Crimean–Congo hemorrhagic fever (CCHF) is a viral disease. Symptoms of CCHF may include fever, muscle pains, headache, vomiting, diarrhea, and bleeding into the skin. Onset of symptoms is less than two weeks following exposure. Complications may include liver failure. In those who survive, recovery generally occurs around two weeks after onset.
The CCHF virus is typically spread by tick bites or contact with livestock carrying the disease. Groups that are at high risk of infection are farmers and those who work in slaughterhouses. The virus can also spread between people via body fluids. Diagnosis is by detecting antibodies, the virus's RNA, or the virus itself. It is a type of viral hemorrhagic fever.
Prevention involves avoiding tick bites. A vaccine is not commercially available. Treatment is typically with supportive care. The medication ribavirin may also help.
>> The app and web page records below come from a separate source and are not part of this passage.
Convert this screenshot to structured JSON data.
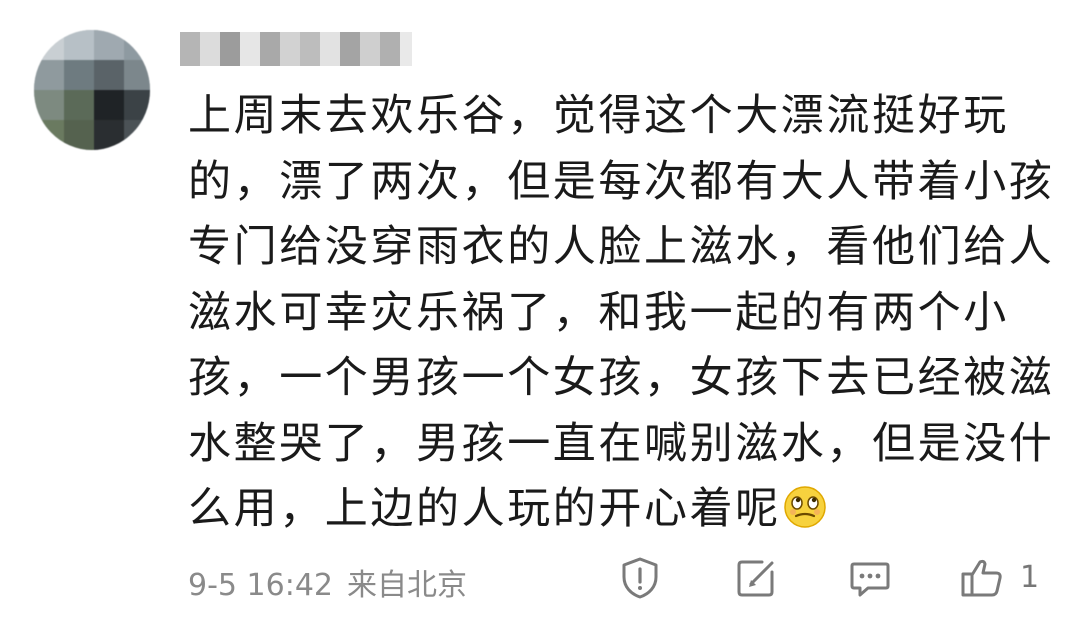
{
  "comment": {
    "lines": [
      "上周末去欢乐谷，觉得这个大漂流挺好玩",
      "的，漂了两次，但是每次都有大人带着小孩",
      "专门给没穿雨衣的人脸上滋水，看他们给人",
      "滋水可幸灾乐祸了，和我一起的有两个小",
      "孩，一个男孩一个女孩，女孩下去已经被滋",
      "水整哭了，男孩一直在喊别滋水，但是没什",
      "么用，上边的人玩的开心着呢"
    ],
    "trailing_emoji": "smirk-emoji"
  },
  "meta": {
    "date_time": "9-5 16:42",
    "location": "来自北京"
  },
  "actions": {
    "report_icon": "report-shield-icon",
    "edit_icon": "share-edit-icon",
    "reply_icon": "comment-bubble-icon",
    "like_icon": "thumbs-up-icon",
    "like_count": "1"
  },
  "colors": {
    "text": "#1a1a1a",
    "meta_text": "#8a8a8a",
    "icon": "#7a7a7a"
  }
}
It occurs in Africa, the Balkans, the Middle East, and Asia. Often it occurs in outbreaks. In 2013 Iran, Russia, Turkey, and Uzbekistan documented more than fifty cases. The risk of death among those affected is between 10 and 40%. It was first detected in the 1940s.